Repeat each record exactly as written, and drop any images.

(Data excerpts)
+-------+

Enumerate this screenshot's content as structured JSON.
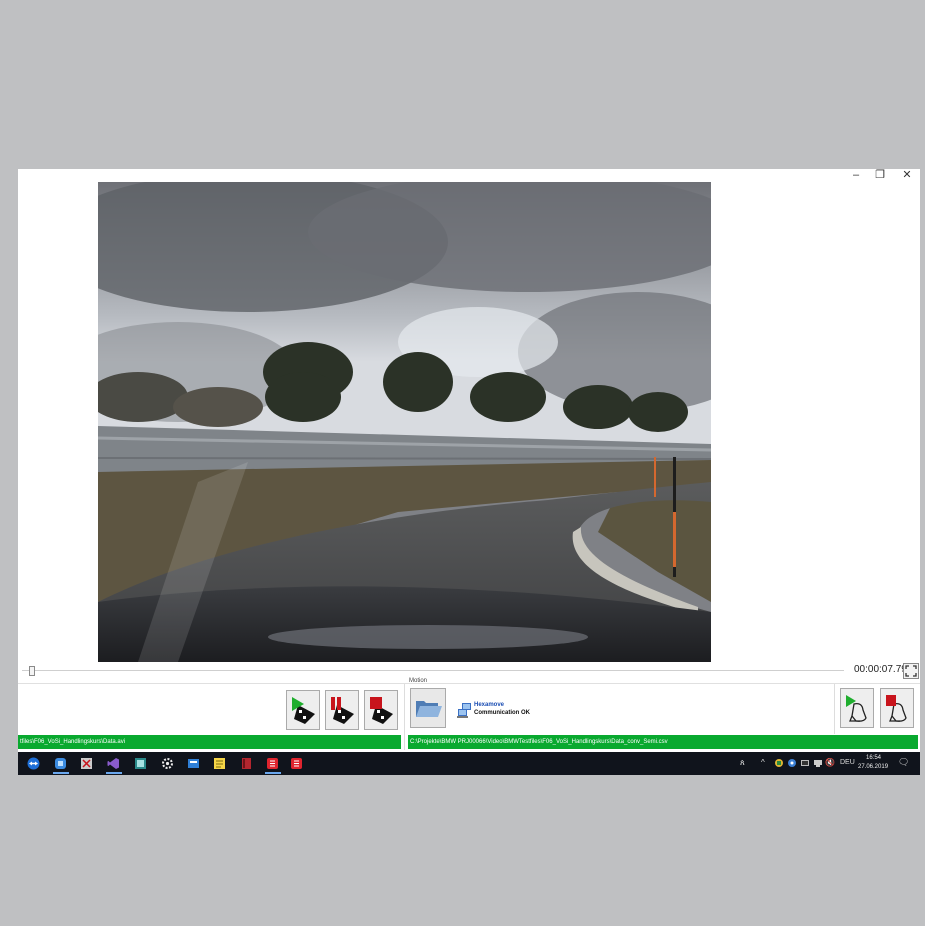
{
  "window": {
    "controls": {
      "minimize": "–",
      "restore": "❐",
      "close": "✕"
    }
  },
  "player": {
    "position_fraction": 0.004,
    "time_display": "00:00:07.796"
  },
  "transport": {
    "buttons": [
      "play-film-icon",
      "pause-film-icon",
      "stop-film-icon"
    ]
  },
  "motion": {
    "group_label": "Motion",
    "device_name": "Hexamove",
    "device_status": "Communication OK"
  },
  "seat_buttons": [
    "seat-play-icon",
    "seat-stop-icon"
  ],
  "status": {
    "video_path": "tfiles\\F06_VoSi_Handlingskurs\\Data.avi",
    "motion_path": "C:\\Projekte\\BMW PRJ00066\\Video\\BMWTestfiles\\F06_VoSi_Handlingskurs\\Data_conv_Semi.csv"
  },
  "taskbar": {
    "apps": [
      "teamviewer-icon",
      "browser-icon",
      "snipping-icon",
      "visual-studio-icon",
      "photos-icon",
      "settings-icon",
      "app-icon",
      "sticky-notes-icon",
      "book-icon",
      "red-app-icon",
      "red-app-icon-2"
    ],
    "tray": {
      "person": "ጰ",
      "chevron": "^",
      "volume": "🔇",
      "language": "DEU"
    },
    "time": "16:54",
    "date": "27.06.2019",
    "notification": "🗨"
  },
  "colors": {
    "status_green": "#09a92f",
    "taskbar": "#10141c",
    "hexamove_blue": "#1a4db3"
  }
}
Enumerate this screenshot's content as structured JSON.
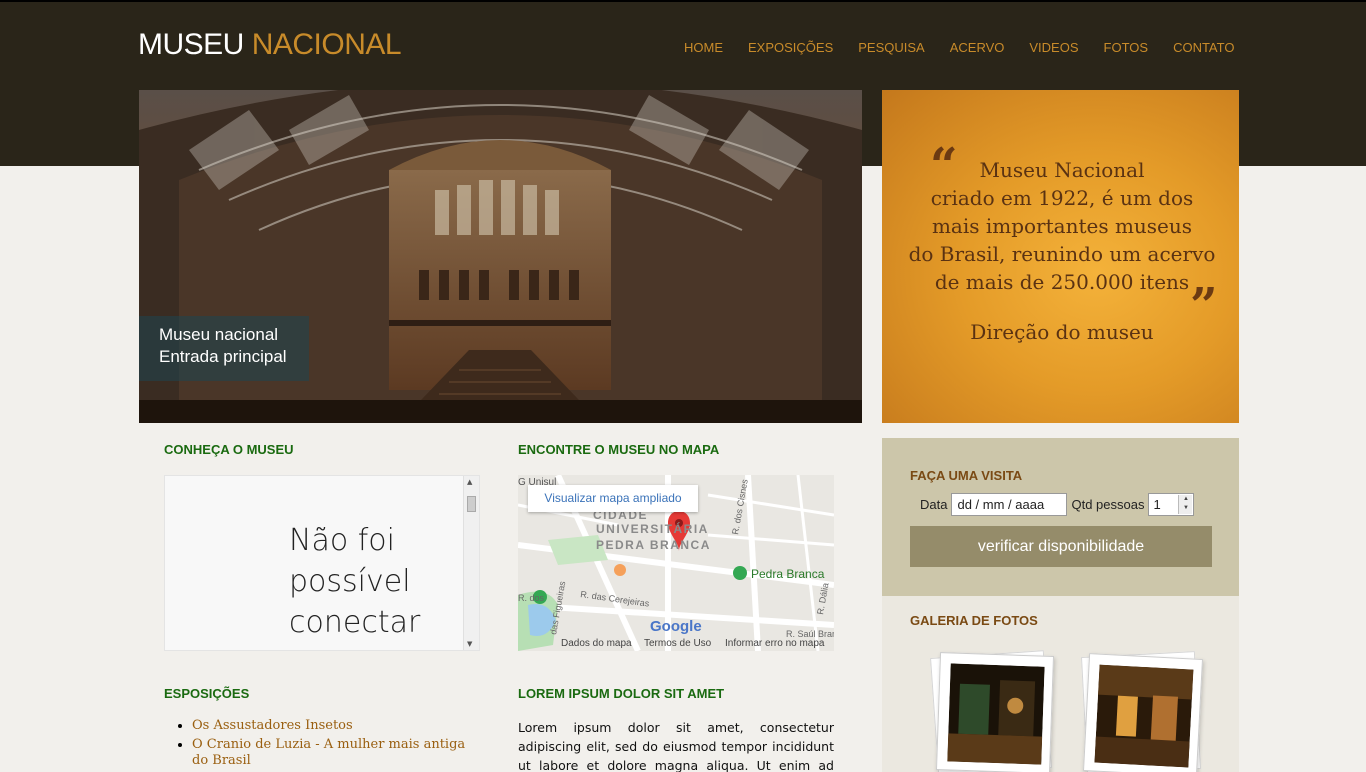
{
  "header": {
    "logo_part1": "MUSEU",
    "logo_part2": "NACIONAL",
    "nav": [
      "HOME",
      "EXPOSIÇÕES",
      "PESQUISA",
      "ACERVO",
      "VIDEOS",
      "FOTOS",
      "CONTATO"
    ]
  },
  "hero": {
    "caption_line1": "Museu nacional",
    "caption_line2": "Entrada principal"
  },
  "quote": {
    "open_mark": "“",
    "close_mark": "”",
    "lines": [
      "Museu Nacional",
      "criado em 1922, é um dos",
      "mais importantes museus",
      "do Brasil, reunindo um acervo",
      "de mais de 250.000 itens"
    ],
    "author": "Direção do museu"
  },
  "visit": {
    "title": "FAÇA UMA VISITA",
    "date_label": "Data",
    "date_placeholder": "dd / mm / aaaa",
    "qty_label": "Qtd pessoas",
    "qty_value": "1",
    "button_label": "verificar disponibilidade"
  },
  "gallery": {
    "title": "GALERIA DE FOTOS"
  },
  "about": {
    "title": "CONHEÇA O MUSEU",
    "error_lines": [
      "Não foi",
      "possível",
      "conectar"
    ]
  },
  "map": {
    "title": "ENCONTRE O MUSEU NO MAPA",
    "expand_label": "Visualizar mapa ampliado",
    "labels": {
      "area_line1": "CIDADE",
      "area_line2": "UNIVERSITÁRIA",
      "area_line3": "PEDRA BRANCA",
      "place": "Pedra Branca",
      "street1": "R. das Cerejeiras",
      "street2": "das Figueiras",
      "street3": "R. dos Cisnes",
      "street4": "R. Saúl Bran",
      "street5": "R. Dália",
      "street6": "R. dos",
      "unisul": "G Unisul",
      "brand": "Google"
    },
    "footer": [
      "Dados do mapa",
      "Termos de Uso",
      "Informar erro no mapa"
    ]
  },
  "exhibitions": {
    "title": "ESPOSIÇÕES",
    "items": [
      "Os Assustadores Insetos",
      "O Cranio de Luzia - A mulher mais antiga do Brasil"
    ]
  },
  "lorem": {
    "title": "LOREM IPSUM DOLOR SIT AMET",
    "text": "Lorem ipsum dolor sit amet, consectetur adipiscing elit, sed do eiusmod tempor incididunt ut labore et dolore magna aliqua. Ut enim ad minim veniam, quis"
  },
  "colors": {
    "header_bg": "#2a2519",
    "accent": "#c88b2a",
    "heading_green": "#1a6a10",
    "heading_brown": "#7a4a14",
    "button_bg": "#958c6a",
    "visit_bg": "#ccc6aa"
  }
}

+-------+

[Your solution]:
Enumerate this screenshot's content as structured JSON.
{
  "window": {
    "controls": {
      "minimize": "–",
      "restore": "❐",
      "close": "✕"
    }
  },
  "player": {
    "position_fraction": 0.004,
    "time_display": "00:00:07.796"
  },
  "transport": {
    "buttons": [
      "play-film-icon",
      "pause-film-icon",
      "stop-film-icon"
    ]
  },
  "motion": {
    "group_label": "Motion",
    "device_name": "Hexamove",
    "device_status": "Communication OK"
  },
  "seat_buttons": [
    "seat-play-icon",
    "seat-stop-icon"
  ],
  "status": {
    "video_path": "tfiles\\F06_VoSi_Handlingskurs\\Data.avi",
    "motion_path": "C:\\Projekte\\BMW PRJ00066\\Video\\BMWTestfiles\\F06_VoSi_Handlingskurs\\Data_conv_Semi.csv"
  },
  "taskbar": {
    "apps": [
      "teamviewer-icon",
      "browser-icon",
      "snipping-icon",
      "visual-studio-icon",
      "photos-icon",
      "settings-icon",
      "app-icon",
      "sticky-notes-icon",
      "book-icon",
      "red-app-icon",
      "red-app-icon-2"
    ],
    "tray": {
      "person": "ጰ",
      "chevron": "^",
      "volume": "🔇",
      "language": "DEU"
    },
    "time": "16:54",
    "date": "27.06.2019",
    "notification": "🗨"
  },
  "colors": {
    "status_green": "#09a92f",
    "taskbar": "#10141c",
    "hexamove_blue": "#1a4db3"
  }
}
Enumerate this screenshot's content as structured JSON.
{
  "header": {
    "logo_part1": "MUSEU",
    "logo_part2": "NACIONAL",
    "nav": [
      "HOME",
      "EXPOSIÇÕES",
      "PESQUISA",
      "ACERVO",
      "VIDEOS",
      "FOTOS",
      "CONTATO"
    ]
  },
  "hero": {
    "caption_line1": "Museu nacional",
    "caption_line2": "Entrada principal"
  },
  "quote": {
    "open_mark": "“",
    "close_mark": "”",
    "lines": [
      "Museu Nacional",
      "criado em 1922, é um dos",
      "mais importantes museus",
      "do Brasil, reunindo um acervo",
      "de mais de 250.000 itens"
    ],
    "author": "Direção do museu"
  },
  "visit": {
    "title": "FAÇA UMA VISITA",
    "date_label": "Data",
    "date_placeholder": "dd / mm / aaaa",
    "qty_label": "Qtd pessoas",
    "qty_value": "1",
    "button_label": "verificar disponibilidade"
  },
  "gallery": {
    "title": "GALERIA DE FOTOS"
  },
  "about": {
    "title": "CONHEÇA O MUSEU",
    "error_lines": [
      "Não foi",
      "possível",
      "conectar"
    ]
  },
  "map": {
    "title": "ENCONTRE O MUSEU NO MAPA",
    "expand_label": "Visualizar mapa ampliado",
    "labels": {
      "area_line1": "CIDADE",
      "area_line2": "UNIVERSITÁRIA",
      "area_line3": "PEDRA BRANCA",
      "place": "Pedra Branca",
      "street1": "R. das Cerejeiras",
      "street2": "das Figueiras",
      "street3": "R. dos Cisnes",
      "street4": "R. Saúl Bran",
      "street5": "R. Dália",
      "street6": "R. dos",
      "unisul": "G Unisul",
      "brand": "Google"
    },
    "footer": [
      "Dados do mapa",
      "Termos de Uso",
      "Informar erro no mapa"
    ]
  },
  "exhibitions": {
    "title": "ESPOSIÇÕES",
    "items": [
      "Os Assustadores Insetos",
      "O Cranio de Luzia - A mulher mais antiga do Brasil"
    ]
  },
  "lorem": {
    "title": "LOREM IPSUM DOLOR SIT AMET",
    "text": "Lorem ipsum dolor sit amet, consectetur adipiscing elit, sed do eiusmod tempor incididunt ut labore et dolore magna aliqua. Ut enim ad minim veniam, quis"
  },
  "colors": {
    "header_bg": "#2a2519",
    "accent": "#c88b2a",
    "heading_green": "#1a6a10",
    "heading_brown": "#7a4a14",
    "button_bg": "#958c6a",
    "visit_bg": "#ccc6aa"
  }
}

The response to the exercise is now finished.